WHAT IS BEING ASKED: Find the lines below holding the word "icon" and copy each of them.

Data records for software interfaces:
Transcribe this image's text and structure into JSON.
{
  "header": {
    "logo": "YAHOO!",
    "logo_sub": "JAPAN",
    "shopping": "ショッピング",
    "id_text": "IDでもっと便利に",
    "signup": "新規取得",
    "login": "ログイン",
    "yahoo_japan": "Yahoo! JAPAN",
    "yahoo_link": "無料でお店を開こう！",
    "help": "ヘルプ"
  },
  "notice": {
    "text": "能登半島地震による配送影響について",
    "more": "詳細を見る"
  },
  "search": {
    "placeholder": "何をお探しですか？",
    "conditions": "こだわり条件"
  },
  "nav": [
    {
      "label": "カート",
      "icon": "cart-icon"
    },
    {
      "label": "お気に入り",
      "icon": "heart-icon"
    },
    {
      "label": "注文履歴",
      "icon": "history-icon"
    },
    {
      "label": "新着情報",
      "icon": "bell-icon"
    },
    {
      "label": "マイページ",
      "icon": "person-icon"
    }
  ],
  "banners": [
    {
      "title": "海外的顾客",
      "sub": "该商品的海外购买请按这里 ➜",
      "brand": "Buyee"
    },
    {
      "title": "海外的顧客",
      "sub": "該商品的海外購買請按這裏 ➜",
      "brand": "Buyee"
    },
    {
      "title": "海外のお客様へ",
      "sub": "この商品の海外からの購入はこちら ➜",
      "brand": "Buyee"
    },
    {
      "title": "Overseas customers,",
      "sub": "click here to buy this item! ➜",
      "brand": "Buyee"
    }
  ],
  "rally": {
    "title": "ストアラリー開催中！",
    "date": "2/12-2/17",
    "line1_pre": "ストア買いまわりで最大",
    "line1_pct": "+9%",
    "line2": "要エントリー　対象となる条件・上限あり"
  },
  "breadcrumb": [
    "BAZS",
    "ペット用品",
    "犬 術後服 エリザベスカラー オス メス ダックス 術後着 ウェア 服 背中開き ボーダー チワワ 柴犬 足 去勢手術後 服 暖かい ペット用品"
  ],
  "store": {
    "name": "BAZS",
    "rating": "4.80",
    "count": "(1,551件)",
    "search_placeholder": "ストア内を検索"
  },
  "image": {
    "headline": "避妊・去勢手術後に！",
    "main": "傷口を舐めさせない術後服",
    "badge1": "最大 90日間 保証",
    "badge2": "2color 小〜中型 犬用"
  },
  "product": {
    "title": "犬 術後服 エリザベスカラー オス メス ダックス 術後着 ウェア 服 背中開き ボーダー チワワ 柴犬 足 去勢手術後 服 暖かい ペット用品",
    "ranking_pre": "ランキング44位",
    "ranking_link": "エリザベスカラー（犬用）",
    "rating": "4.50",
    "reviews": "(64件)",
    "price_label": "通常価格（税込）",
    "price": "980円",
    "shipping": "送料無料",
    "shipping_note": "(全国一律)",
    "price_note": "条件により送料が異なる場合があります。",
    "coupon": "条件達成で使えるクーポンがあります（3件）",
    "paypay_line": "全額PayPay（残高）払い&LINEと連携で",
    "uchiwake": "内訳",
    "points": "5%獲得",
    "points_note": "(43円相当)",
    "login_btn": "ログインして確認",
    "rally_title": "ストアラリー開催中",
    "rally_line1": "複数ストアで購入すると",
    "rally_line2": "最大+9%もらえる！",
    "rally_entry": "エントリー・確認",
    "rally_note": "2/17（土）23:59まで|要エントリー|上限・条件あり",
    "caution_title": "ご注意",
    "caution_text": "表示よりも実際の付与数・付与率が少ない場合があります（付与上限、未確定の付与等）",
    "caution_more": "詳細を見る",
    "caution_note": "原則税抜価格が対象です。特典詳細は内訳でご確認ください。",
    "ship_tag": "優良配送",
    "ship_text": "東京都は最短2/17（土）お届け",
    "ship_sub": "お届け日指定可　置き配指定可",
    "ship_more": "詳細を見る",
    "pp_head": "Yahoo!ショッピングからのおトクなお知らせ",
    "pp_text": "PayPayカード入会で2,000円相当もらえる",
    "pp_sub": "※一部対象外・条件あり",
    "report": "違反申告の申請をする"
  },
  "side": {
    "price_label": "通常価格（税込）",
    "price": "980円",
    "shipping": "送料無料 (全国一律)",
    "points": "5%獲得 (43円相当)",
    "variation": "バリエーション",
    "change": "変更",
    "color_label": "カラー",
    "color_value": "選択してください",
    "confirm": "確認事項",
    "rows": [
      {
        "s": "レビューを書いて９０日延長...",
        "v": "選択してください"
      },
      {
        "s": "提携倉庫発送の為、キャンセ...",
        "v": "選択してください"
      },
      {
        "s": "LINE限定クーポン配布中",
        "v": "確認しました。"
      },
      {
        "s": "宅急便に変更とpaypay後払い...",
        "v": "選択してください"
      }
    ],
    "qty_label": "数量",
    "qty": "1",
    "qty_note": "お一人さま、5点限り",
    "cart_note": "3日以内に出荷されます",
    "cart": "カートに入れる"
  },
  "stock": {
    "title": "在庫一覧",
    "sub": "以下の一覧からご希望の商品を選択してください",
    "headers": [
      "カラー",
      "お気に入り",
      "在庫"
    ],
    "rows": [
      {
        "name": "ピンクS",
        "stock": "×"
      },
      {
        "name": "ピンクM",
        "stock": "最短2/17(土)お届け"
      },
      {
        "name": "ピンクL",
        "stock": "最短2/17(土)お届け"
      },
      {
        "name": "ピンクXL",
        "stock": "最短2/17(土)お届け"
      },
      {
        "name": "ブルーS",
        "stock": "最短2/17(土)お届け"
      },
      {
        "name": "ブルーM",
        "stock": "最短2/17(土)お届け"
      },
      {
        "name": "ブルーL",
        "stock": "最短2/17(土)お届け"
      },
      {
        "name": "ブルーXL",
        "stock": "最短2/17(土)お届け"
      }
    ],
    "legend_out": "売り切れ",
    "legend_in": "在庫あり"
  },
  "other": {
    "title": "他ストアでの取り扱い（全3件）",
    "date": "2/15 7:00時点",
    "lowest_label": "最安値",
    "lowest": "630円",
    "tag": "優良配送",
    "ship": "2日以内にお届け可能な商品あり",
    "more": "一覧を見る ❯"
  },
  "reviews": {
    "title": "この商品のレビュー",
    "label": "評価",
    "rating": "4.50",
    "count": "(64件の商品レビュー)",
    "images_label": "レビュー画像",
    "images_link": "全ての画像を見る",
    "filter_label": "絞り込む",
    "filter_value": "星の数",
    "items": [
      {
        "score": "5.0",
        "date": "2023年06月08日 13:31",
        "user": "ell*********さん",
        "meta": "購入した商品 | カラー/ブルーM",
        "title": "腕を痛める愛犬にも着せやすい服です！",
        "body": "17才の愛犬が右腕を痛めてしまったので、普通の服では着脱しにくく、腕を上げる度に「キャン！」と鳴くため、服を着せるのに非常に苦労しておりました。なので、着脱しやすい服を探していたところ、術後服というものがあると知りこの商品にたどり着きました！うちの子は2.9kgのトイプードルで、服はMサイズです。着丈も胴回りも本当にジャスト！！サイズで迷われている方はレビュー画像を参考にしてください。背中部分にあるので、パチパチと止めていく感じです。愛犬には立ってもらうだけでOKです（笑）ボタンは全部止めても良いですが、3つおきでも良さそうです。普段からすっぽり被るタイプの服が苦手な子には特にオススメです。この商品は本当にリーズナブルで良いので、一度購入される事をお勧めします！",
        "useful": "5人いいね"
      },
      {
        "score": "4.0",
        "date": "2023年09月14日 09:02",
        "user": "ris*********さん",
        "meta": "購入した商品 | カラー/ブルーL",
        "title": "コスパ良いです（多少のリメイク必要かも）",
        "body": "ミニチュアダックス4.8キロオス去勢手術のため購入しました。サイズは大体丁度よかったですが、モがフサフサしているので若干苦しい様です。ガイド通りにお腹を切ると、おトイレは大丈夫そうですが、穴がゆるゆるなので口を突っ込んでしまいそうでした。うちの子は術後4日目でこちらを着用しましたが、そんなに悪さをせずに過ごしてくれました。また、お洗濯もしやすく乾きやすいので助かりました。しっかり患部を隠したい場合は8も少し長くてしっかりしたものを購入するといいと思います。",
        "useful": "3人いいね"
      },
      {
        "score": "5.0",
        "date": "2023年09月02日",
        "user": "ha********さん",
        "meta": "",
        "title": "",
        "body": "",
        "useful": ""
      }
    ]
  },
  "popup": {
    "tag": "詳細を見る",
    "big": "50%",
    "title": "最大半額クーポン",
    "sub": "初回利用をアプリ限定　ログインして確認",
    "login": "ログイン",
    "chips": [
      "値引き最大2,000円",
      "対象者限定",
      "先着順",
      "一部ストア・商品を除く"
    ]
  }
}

ANSWER:
      "icon": "cart-icon"
      "icon": "heart-icon"
      "icon": "history-icon"
      "icon": "bell-icon"
      "icon": "person-icon"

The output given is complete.